NEW REPUBLIC: It wasn’t so long ago that Alec Baldwin—his never-all-that-imposing days as a leading man well behind him—was just another Hollywood dolt with a waning grip on our attention and an apparently well-deserved reputation as an arrogant putz. However you define “cultural cachet” in the 21st-century infotainment thunderdome, betting on him to achieve it would have made predicting a Newt Gingrich inaugural seem like the consensus opinion of reasonable people everywhere. Given their shared propensity for giving vanity a bad name, prognosticators would have felt on firmer ground guessing that both men would end up competing on Dancing With the Stars—something Newt, needless to say, may yet end up doing once camera deprivation kicks in for real.

Not Alec, though. The beautiful absurdity of his current status as some sort of avatar of How We Live Now recalls Hollywood producer Sam Goldwyn’s horrified reaction to director Billy Wilder’s projected biopic of Nijinsky. Goldwyn doubted moviegoers would cotton to a story about a dancer who ended his days convinced he was a horse, but Wilder had the answer: “There’s a happy ending, Sam. In the final scene, we show him winning the Kentucky Derby!”

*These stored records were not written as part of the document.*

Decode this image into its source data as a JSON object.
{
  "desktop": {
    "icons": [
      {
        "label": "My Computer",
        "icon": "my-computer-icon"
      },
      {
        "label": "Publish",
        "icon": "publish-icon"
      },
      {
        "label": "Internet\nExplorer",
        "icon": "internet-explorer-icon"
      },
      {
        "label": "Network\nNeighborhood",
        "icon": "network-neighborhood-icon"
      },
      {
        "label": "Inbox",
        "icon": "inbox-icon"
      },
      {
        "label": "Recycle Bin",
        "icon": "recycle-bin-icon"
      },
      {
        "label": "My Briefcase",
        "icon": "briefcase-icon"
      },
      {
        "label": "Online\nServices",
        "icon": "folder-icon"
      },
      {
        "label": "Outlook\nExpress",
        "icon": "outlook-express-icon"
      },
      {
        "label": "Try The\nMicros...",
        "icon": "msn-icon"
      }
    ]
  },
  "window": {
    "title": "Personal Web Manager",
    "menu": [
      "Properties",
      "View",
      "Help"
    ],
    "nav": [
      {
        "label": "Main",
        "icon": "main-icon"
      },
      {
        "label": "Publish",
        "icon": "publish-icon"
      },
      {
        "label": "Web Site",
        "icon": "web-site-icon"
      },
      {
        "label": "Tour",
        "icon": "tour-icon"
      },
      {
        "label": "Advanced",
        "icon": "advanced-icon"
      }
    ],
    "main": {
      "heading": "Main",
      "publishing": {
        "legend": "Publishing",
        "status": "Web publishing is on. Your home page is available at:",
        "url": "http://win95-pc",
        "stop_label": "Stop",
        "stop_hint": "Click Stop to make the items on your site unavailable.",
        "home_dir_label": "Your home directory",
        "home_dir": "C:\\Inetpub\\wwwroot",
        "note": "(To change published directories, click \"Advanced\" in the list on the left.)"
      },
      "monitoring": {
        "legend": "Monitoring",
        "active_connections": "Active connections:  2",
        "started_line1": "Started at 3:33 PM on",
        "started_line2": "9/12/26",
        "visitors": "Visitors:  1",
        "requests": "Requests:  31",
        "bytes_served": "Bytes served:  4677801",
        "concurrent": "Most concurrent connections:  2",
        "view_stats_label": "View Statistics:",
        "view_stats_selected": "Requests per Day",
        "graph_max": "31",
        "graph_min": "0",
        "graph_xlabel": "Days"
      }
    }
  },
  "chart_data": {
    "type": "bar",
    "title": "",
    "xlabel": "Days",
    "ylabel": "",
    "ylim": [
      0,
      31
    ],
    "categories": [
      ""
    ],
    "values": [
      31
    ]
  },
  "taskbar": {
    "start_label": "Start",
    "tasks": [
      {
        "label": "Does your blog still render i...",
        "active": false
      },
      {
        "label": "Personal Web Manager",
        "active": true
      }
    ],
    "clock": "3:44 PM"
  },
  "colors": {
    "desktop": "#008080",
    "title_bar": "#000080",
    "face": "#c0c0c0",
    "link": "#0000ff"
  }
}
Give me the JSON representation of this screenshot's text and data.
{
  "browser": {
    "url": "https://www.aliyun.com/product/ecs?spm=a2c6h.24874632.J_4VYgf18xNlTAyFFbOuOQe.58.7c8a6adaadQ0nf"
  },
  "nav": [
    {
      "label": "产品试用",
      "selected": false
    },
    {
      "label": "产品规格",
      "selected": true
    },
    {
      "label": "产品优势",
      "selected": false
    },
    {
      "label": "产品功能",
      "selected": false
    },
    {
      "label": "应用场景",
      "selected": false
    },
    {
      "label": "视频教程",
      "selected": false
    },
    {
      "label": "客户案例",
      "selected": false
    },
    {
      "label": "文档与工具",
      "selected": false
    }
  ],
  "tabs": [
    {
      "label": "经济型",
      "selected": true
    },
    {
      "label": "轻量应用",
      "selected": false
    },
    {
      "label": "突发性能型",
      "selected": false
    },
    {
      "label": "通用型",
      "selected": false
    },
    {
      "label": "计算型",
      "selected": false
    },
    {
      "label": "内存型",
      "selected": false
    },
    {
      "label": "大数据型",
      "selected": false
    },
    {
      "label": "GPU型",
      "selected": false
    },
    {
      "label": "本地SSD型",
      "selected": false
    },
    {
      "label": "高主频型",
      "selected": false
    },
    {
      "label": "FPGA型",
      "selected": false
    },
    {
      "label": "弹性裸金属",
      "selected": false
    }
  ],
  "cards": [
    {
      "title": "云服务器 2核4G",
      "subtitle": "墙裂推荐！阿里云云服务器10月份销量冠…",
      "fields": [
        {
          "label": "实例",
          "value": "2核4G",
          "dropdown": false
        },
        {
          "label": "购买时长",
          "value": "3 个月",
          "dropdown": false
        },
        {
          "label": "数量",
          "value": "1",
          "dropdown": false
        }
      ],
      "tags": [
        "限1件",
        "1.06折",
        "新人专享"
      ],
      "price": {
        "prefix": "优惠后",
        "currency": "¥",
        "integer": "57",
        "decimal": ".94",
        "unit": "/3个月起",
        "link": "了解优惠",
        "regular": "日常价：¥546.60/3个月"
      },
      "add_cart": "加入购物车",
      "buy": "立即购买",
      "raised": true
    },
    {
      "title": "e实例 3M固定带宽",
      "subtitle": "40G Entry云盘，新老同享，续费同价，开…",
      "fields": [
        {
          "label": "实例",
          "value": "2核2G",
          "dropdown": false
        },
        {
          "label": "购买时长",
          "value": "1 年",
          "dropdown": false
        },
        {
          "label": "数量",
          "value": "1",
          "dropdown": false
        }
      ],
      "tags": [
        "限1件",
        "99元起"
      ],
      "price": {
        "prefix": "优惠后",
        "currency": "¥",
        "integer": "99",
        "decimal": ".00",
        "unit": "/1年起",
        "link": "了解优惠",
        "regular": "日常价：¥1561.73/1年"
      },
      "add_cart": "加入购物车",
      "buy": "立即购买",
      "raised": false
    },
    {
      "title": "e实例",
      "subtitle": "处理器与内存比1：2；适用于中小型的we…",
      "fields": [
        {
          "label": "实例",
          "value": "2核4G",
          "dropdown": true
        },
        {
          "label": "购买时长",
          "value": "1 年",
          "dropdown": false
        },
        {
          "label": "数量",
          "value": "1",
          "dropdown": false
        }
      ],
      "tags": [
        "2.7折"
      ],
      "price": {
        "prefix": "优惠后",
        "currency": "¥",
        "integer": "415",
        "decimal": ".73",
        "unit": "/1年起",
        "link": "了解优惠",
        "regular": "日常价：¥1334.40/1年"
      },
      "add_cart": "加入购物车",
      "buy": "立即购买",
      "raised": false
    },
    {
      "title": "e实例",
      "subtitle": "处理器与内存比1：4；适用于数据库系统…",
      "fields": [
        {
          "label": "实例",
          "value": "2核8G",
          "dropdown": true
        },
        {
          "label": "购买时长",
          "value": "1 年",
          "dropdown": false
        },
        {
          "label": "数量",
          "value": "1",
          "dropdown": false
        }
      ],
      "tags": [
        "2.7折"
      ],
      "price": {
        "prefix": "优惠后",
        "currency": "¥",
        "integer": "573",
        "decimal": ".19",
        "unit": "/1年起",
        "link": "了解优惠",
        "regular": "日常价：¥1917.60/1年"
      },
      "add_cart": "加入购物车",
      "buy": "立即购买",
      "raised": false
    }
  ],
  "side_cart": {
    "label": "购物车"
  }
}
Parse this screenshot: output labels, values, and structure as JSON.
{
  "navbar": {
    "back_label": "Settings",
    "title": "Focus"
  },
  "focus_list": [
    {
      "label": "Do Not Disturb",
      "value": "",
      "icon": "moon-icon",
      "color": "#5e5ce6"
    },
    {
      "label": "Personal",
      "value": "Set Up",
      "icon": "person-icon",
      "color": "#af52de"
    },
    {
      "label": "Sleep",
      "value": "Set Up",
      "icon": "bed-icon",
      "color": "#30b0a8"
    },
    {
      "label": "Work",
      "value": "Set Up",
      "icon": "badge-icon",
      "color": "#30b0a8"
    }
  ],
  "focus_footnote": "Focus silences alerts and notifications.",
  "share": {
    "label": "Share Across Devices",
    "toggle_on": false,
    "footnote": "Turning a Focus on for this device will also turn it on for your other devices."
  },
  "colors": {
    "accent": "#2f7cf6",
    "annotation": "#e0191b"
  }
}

That’s more or less what’s happened to Baldwin in the past half dozen years. Out of the blue, the now 54-year-old star of 1990’s The Hunt for Red October, among other non-classics, has become the yeast in our zeitgeist, the unrepentant olive in America’s Manichean martini—and, just possibly, one of the most promising politicians ever to run for (so far) no definable office whatsoever. MORE